## THE INPUT
* * *
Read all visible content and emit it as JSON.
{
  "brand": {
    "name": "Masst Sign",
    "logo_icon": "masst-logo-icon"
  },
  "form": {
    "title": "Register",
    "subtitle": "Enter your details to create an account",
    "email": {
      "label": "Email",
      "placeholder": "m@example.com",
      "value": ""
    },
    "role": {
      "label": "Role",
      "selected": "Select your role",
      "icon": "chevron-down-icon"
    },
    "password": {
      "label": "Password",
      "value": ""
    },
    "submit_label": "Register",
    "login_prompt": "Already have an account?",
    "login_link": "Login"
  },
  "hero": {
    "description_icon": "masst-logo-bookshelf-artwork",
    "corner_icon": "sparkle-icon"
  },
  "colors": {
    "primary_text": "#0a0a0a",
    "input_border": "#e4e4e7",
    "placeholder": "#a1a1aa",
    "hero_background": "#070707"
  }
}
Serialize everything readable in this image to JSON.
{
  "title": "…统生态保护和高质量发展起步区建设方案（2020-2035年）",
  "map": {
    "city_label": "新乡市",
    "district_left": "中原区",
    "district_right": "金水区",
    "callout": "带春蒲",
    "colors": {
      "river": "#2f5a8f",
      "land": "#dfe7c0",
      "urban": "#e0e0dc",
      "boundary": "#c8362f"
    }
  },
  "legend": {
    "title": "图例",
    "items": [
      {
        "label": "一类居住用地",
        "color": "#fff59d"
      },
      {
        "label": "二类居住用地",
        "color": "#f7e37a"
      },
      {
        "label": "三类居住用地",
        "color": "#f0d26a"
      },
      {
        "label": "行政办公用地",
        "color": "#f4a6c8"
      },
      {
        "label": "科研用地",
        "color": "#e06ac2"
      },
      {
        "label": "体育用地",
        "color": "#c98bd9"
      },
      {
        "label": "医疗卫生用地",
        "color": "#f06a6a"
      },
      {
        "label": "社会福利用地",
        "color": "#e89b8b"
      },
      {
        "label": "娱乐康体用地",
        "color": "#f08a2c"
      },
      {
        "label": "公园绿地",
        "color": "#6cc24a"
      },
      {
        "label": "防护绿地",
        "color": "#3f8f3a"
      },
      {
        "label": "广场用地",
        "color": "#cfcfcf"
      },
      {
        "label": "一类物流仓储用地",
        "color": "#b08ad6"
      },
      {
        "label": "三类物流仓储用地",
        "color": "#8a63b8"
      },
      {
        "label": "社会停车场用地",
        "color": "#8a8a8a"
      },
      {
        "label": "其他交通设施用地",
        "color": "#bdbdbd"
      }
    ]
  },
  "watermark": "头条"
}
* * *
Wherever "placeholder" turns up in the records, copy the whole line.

      "placeholder": "m@example.com",
    "placeholder": "#a1a1aa",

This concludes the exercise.